### TASK GOAL:
Looking at the records below, say how many lines include "tabs", and add nothing else.

[Dataset entries]
● ● ●

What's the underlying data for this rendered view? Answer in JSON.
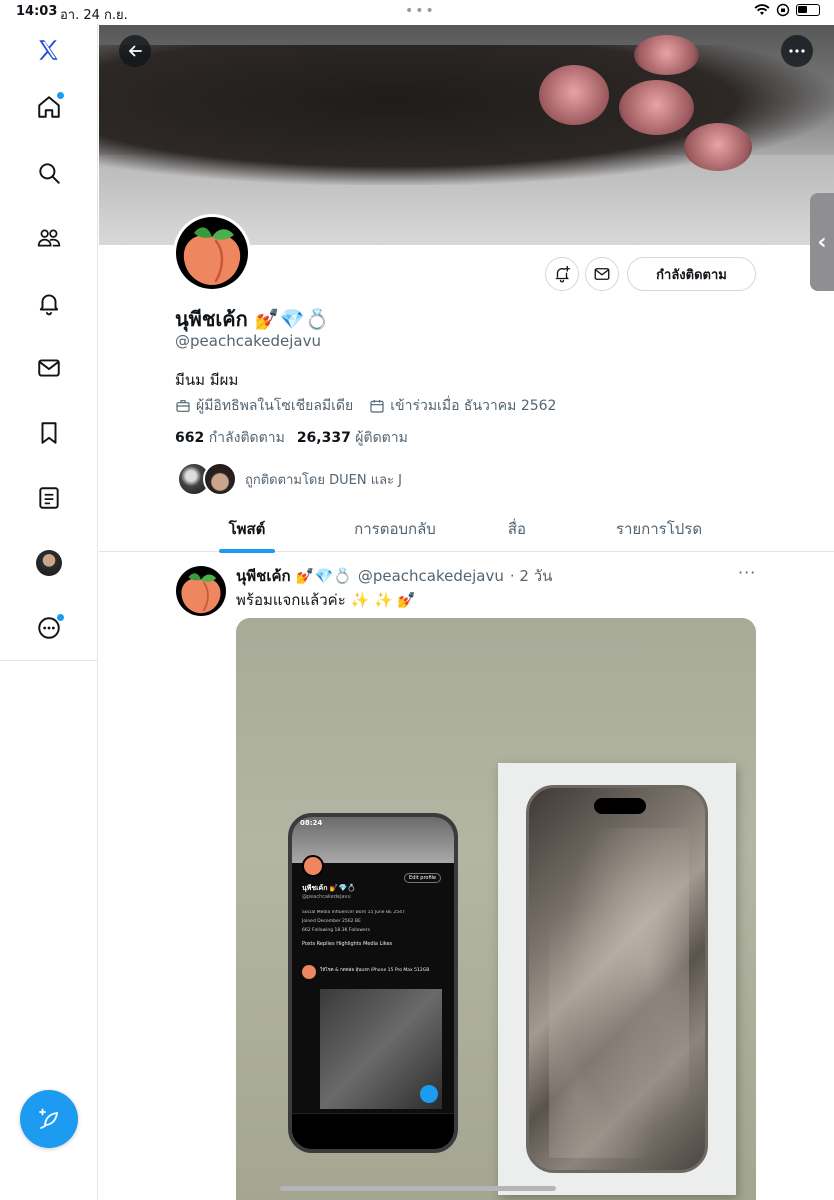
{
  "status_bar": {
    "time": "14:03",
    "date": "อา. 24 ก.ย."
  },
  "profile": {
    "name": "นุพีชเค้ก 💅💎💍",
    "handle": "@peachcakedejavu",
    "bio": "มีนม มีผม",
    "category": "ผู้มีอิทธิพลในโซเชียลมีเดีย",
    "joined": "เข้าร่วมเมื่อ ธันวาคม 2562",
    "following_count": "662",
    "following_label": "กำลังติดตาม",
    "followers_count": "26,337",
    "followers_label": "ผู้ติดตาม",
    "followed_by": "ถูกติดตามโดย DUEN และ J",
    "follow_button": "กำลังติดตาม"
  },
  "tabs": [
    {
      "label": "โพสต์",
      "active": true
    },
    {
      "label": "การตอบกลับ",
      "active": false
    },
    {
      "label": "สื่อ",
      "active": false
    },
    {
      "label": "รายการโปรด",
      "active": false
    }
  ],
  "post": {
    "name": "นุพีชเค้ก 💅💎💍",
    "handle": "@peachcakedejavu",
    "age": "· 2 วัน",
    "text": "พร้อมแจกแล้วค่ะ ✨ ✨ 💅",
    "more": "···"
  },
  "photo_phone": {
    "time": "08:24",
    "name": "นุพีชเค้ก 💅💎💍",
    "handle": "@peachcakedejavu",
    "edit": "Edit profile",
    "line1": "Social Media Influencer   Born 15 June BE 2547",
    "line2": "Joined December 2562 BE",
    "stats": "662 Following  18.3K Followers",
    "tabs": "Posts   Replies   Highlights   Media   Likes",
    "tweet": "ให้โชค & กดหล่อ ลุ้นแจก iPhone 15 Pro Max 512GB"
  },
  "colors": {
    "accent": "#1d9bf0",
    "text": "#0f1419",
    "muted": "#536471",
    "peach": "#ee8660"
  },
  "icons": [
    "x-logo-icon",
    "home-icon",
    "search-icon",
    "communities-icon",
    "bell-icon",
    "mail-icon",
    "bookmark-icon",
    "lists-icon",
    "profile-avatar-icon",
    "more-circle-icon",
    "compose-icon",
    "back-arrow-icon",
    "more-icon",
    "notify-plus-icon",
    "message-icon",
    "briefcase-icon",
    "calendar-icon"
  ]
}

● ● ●

### TASK SOLUTION:
2